How weak should I be in partner's bid suit to make a negative double (as opposed to a raise)? Even if I like the two unbid suits, should I raise instead of doubling with three little ones opposite my partner's opening five card major? What about my partner's opening minor, and the opponent's one of a major overcall?

Should I refrain from a negative double if I have fair defense (say, Kxx or better) in my opponent's suit? Or should I make a negative double with (s) Kxx (h) xxxx (d)Kxx (c) Qxx if partner bid one club and the opponent one spade?

1 Answer 1


First the general points - if you and partner have a fit, opponents are almost guaranteed to have a fit also. Values in the opponents' suit detract from the overall playing strength of your hand, and should be evaluated accordingly, but that does not relieve you from the obligation to share information with partner.

The scoring table clearly favours major suits over minors, and generally it is true that with both a 4-4 fit and either a 5-3 fit or 5-4 second fit, the 4-4 fit plays on average almost a trick better. Of course in a minor you must contract for a full additional trick for game, and often for the privilege of outbidding opponents. This analysis leads the following guidelines:

  • Don't pass if you have the values and support required for any type of raise. Your known fit improves the opponents' expected fit at about 75%, and you must inform partner of this valuable datum.

  • Prefer to look for a 4-4 major suit fit in preference to raising partner's known major or minor suit unless you have 5-card support for partner's major.

  • Prefer to raise partner's major in preference to looking for a 4-4 minor suit fit.

  • Don't pass in expectation of passing a reopening double by partner unless you expect a doubled penalty greater than your game (500 white, 800 red) - if you can't yet set the opponents this much you owe partner a bid first. Bridge is a partnership game.

  • After the auction 1C 1D a negative double shows at least 4-4 in the majors - otherwise just bid one; such a response at the one-level should not require a 5-card suit or you are letting the opponents steal bidding room too cheaply.

  • After the auction 1D 2C a negative double shows at least one 4-card major, to protect against partner having one also, playing 5-card majors.

  • In other low-level auctions you are promising at least 4-3 in the unbid suits, or extra values and an inability to bid any of notrump, trap pass, or a raise.

  • Very nice answer, but it doesn't mention your strength in the suit you're doubling, which is actually what was asked... Oct 30, 2015 at 10:53
  • Nice answer except that you are in danger of being pre-empted out of the auction if you try to find a 4-4 fit in the other major rather than supporting your partner.
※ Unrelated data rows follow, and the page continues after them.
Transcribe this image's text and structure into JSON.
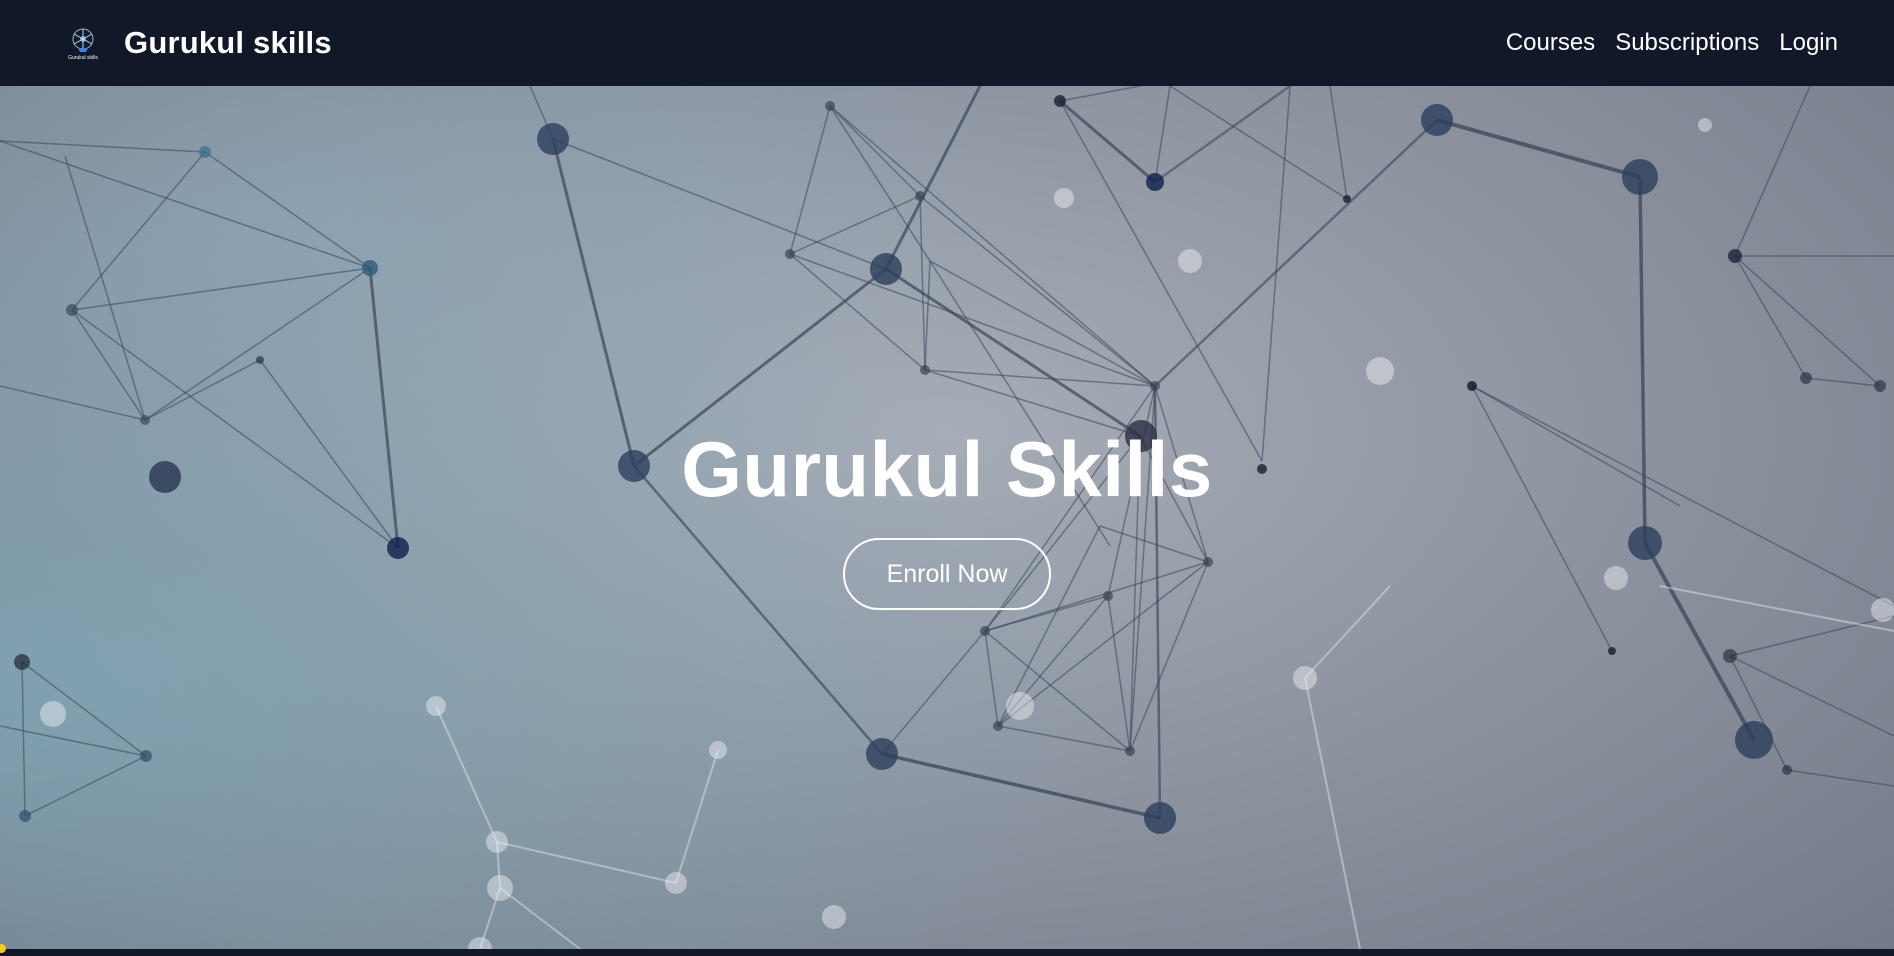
{
  "navbar": {
    "brand": {
      "logo_caption": "Gurukul skills",
      "name": "Gurukul skills"
    },
    "links": [
      {
        "label": "Courses"
      },
      {
        "label": "Subscriptions"
      },
      {
        "label": "Login"
      }
    ]
  },
  "hero": {
    "title": "Gurukul Skills",
    "cta_label": "Enroll Now",
    "background": "network-constellation"
  },
  "colors": {
    "navbar_bg": "#111827",
    "text": "#ffffff",
    "hero_bg": "#9299a4",
    "node": "#2c3e5c",
    "accent_dot": "#facc15"
  }
}
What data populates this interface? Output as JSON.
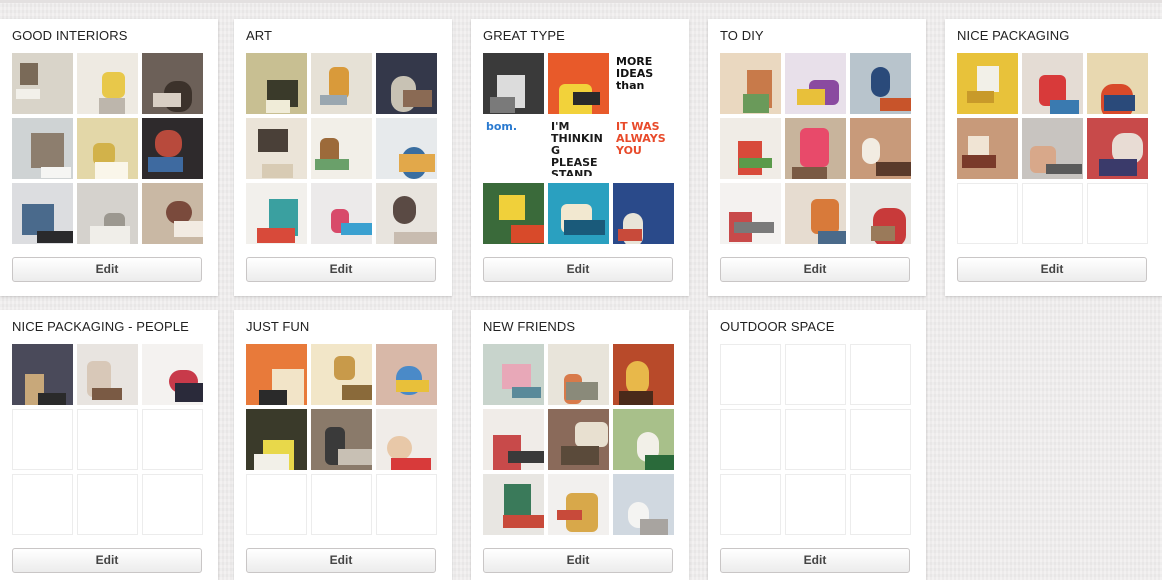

You double, the next hand raises 2 clubs to 3 and it may be too late for you to go back to 3 of your partner's suit. But it might not be and had you just supported right away partner may have chosen to bid on to 3. Similarly if they raise their overcall to 4 or whatever. A fit-jump if you have it is always a nice bid
    – CashCow
    Nov 5, 2015 at 15:21
  • @CashCow: Fit Jumps aren't part of the standard system - one can always define away any particular problem by choosing the convention that caters to it, but the cost may be too high overall. Fit Jumps give up too easily on discovering secondary fits for my taste. Nov 5, 2015 at 23:03
  • @PieterGeerkens I don't understand your objection to fit jumps; perhaps we use a different definition? For me, a fit jump shows something like 9 cards in partner's suit and the suit you jump in (usually 4-card support and a 5-card suit). Doesn't that make it easier to find a secondary fit if one exists?
    – ruds
    Nov 8, 2015 at 17:13
  • @ruds: Yes they are a nice convention (my addenda in the comment above was poorly phrased) - but I can't bid one if I am not playing the convention - and they are not part of the standard system. Defining away a bidding problem by adding a convention to your agreements is not allowed, because the call "fit jump 2S" is not legal anywhere the game is played. Nov 8, 2015 at 17:50

You must log in to answer this question.

Not the answer you're looking for? Browse other questions tagged .